Data about app and page elements
BEGIN

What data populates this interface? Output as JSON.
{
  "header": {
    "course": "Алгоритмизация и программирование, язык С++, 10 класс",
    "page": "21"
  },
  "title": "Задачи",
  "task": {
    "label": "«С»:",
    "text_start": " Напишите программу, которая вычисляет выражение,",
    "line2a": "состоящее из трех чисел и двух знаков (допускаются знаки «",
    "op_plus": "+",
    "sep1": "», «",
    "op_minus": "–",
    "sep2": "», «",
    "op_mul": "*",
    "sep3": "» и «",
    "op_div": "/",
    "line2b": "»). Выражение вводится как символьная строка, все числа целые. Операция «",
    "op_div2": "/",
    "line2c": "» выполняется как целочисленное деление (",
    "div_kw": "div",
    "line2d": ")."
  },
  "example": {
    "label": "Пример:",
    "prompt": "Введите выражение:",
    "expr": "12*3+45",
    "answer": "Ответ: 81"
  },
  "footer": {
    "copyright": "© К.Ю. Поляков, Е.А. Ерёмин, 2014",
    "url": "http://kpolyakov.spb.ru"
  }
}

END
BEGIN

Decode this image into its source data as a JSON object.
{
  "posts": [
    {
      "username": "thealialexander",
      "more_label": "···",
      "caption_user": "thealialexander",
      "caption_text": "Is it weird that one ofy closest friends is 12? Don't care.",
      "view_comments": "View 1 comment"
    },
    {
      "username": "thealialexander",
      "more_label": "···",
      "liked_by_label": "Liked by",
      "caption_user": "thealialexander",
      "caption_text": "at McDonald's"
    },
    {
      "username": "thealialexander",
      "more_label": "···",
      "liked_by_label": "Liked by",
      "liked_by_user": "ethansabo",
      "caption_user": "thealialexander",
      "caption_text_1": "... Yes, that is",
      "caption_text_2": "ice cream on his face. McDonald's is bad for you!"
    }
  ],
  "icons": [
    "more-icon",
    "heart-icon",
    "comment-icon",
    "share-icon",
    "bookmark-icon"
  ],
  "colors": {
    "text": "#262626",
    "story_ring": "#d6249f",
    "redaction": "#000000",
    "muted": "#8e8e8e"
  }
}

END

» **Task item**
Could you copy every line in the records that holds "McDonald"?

» **The answer**
      "caption_text": "at McDonald's"
      "caption_text_2": "ice cream on his face. McDonald's is bad for you!"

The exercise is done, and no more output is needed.